WHAT IS REQUIRED: Using the listing below, report all lines holding the word "content".

== INFORMATION GIVEN ==

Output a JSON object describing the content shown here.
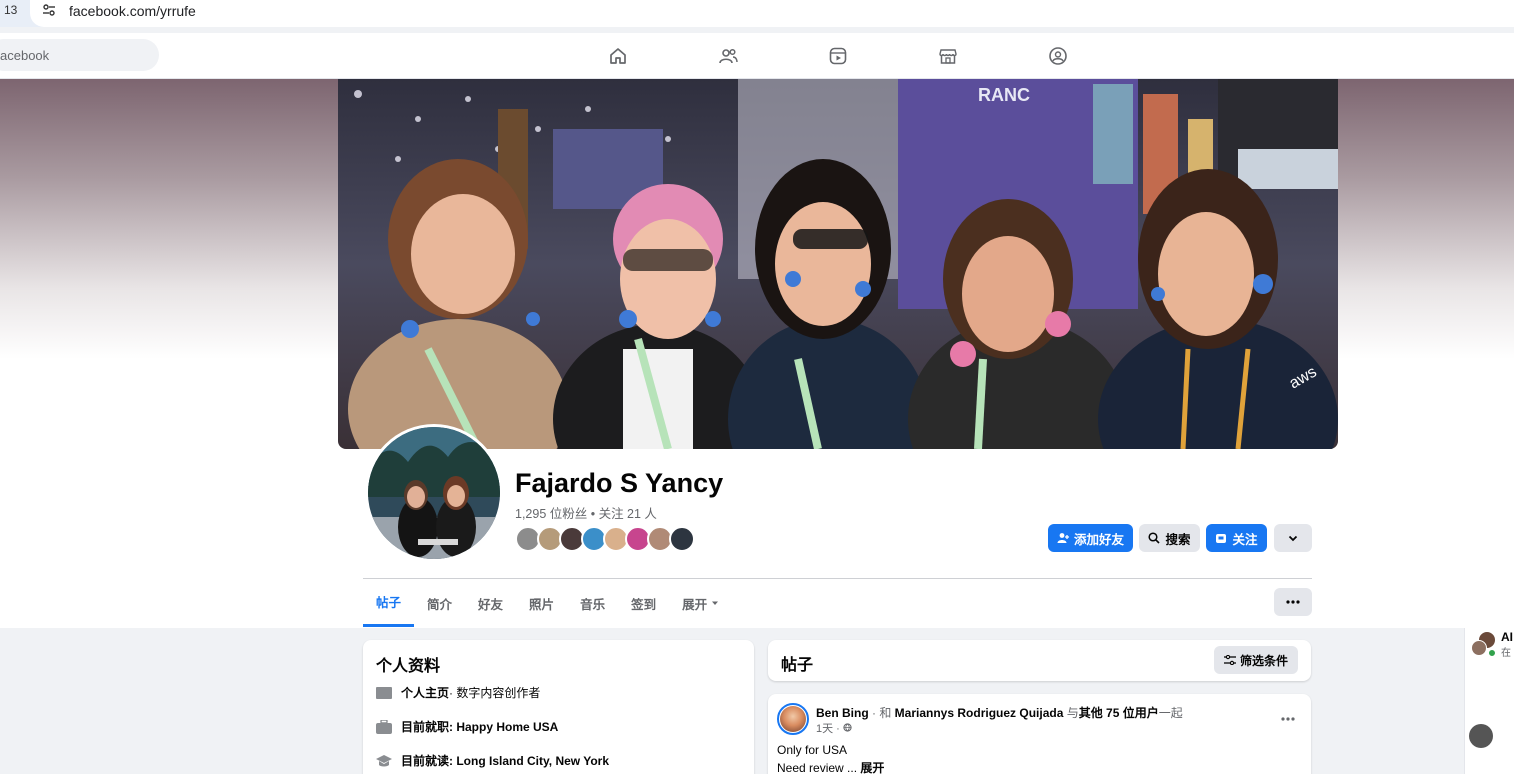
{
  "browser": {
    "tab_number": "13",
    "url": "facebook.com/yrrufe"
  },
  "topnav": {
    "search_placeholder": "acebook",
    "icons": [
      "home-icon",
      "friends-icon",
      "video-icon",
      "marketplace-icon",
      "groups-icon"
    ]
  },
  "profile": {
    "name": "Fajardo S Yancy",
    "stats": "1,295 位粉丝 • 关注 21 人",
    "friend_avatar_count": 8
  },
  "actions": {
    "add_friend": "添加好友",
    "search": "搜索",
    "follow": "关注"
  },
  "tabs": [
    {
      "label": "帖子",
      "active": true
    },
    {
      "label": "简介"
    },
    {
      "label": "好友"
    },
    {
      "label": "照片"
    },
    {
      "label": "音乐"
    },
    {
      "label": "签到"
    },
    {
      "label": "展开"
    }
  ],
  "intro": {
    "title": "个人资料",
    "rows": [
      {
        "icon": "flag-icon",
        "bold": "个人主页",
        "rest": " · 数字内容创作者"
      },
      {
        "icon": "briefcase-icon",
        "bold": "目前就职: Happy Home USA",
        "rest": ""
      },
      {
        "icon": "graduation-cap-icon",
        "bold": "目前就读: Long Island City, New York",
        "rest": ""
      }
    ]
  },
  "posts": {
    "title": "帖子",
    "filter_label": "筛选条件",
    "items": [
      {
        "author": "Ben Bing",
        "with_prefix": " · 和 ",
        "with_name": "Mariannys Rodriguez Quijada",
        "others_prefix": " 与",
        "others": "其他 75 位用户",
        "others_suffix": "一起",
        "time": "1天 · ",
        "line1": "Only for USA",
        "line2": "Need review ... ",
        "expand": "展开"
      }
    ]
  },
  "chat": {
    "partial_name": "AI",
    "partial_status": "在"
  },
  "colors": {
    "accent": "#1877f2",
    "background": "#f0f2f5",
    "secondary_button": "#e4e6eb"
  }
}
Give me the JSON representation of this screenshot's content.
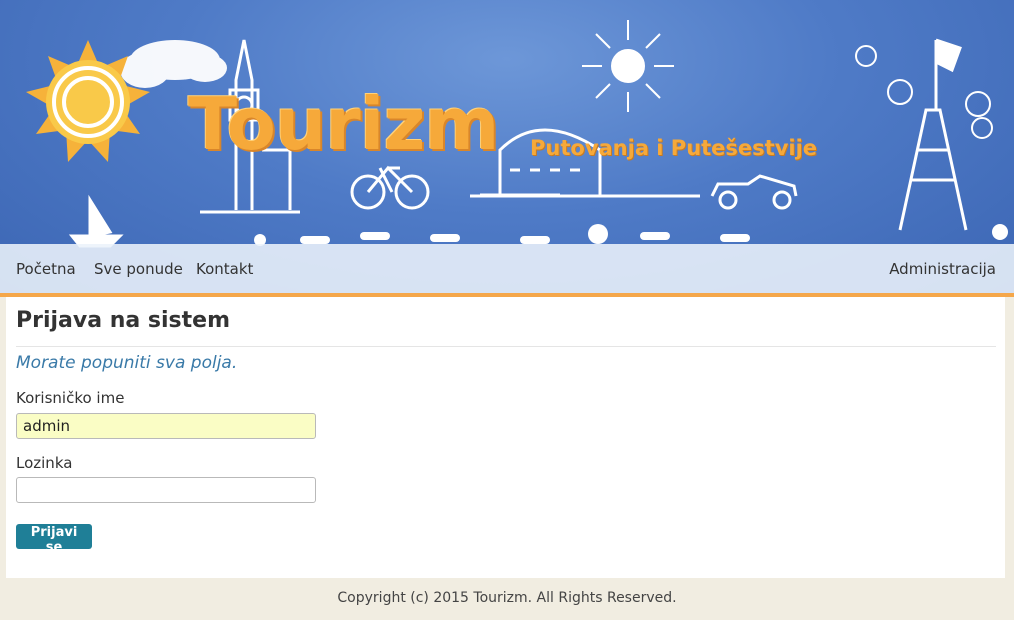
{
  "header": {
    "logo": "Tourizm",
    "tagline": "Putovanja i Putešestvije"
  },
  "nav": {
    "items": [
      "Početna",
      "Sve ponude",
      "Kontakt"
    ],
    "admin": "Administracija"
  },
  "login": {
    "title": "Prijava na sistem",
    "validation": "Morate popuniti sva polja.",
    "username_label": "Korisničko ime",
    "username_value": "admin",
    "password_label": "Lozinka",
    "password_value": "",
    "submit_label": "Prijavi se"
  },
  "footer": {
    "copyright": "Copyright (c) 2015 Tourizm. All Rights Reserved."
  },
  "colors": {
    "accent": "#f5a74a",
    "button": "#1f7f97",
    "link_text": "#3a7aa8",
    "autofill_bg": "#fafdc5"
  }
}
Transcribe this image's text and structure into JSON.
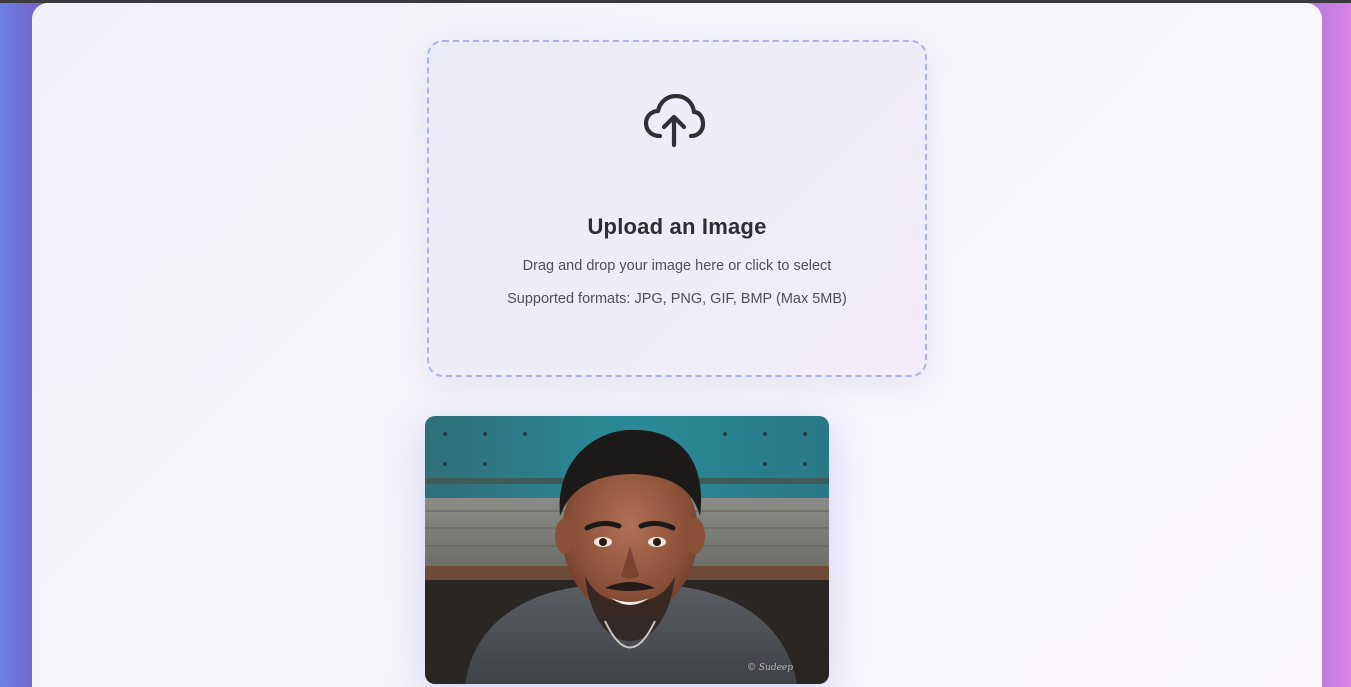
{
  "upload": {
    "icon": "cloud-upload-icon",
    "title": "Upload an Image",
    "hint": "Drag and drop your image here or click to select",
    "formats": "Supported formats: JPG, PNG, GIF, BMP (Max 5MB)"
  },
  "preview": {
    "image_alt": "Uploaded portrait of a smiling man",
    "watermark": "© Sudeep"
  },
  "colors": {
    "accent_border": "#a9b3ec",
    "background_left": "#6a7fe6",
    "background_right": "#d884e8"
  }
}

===

EXERCISE OUTPUT:
Output a JSON object describing the content shown here.
Give me the JSON representation of this screenshot's content.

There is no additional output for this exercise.